§ **App and web page records**:
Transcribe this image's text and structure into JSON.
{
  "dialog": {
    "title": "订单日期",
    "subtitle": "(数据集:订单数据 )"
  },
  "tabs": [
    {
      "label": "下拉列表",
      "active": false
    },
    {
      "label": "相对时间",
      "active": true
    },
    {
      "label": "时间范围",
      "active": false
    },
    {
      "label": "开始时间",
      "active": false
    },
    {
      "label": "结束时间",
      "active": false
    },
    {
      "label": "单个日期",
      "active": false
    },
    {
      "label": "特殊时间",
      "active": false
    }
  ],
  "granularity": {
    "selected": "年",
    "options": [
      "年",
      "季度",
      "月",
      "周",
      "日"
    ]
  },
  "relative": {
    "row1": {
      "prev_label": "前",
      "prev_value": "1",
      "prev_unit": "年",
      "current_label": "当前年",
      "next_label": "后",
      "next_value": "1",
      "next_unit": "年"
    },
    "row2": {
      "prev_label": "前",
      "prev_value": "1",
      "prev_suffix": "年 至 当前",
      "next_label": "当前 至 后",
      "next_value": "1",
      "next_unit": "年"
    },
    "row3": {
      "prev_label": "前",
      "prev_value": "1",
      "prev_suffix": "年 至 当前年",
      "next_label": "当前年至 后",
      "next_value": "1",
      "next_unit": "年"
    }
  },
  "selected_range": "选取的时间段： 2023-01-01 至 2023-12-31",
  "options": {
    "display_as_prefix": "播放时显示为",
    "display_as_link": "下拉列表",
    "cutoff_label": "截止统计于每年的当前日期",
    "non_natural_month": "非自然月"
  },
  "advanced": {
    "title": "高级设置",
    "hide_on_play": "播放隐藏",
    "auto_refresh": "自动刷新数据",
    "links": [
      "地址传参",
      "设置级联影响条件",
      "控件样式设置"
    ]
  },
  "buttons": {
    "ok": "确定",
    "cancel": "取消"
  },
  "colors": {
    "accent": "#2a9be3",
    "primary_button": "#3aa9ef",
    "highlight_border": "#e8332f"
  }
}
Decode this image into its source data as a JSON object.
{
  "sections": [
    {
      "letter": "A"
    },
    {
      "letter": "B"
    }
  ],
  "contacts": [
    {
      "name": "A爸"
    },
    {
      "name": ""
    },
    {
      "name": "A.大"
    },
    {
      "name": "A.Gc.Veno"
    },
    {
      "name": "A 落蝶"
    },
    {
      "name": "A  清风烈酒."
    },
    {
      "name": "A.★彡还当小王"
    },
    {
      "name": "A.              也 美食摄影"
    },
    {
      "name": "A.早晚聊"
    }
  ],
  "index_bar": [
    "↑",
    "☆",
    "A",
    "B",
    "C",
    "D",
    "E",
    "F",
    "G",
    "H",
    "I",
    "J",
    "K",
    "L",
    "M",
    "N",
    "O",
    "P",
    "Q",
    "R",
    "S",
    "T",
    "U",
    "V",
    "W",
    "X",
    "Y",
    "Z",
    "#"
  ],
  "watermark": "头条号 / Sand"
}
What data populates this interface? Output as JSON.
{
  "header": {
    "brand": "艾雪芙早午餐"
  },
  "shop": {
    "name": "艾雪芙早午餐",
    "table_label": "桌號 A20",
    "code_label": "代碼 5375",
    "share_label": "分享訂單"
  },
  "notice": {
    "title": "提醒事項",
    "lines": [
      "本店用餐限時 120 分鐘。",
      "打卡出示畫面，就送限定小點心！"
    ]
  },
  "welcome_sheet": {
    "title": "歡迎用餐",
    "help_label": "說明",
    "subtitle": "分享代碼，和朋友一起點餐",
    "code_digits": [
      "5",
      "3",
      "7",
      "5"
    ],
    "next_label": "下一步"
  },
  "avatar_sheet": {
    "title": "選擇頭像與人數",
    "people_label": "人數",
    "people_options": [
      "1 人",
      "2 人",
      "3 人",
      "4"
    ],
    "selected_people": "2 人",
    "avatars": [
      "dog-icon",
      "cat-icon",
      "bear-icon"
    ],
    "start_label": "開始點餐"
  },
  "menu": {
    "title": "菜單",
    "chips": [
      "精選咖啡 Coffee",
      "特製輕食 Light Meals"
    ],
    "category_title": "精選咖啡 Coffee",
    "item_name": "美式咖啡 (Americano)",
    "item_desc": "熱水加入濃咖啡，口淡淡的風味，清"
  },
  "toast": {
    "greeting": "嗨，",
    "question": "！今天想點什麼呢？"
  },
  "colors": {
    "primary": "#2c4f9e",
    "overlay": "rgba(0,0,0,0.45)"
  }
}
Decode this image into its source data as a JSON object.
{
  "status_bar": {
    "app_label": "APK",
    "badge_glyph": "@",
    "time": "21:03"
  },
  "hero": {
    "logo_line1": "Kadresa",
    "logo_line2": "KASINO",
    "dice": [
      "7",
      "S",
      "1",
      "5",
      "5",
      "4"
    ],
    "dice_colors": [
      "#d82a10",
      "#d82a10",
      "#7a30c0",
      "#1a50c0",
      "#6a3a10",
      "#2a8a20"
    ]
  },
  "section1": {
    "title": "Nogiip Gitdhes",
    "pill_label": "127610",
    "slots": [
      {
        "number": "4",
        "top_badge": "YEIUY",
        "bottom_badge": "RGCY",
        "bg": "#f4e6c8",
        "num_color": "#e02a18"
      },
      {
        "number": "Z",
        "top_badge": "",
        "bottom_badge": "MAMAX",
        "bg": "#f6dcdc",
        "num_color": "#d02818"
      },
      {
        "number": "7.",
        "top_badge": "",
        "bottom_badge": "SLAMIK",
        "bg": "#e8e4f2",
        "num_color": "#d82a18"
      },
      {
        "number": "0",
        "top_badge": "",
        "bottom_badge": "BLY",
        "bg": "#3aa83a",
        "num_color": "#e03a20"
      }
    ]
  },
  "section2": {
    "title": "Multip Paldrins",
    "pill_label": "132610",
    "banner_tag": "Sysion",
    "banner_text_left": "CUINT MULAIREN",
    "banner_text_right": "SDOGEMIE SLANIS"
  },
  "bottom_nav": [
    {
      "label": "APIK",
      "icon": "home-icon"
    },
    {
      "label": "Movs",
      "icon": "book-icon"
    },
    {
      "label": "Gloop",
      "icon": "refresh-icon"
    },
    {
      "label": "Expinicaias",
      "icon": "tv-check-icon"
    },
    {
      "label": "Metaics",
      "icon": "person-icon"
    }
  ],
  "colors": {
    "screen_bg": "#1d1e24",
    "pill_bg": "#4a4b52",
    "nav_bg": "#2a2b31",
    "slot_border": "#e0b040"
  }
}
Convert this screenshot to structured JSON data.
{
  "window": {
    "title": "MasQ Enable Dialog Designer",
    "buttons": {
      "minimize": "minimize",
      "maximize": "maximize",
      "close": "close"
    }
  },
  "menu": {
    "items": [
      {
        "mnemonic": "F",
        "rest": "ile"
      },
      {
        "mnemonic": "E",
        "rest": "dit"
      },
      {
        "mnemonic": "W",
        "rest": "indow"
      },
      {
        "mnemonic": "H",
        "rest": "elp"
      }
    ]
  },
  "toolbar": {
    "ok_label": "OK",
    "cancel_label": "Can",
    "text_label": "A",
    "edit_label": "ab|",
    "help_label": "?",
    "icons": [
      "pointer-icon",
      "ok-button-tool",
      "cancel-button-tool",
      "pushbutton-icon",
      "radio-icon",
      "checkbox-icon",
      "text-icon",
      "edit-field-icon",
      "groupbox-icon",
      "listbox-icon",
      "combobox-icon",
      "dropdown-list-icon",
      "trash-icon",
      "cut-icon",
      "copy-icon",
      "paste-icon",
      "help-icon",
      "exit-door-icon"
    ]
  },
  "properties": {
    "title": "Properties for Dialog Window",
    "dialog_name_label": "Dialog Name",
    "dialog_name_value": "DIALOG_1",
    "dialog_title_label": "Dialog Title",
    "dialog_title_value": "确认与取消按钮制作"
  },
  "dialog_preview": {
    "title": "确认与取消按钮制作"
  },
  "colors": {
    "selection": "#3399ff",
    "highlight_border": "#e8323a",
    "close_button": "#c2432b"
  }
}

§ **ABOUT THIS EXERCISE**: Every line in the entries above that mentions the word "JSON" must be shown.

§ **SOLUTION**:
Transcribe this image's text and structure into JSON.
Decode this image into its source data as a JSON object.
What data populates this interface? Output as JSON.
Decode this image into its source data as a JSON object.
Convert this screenshot to structured JSON data.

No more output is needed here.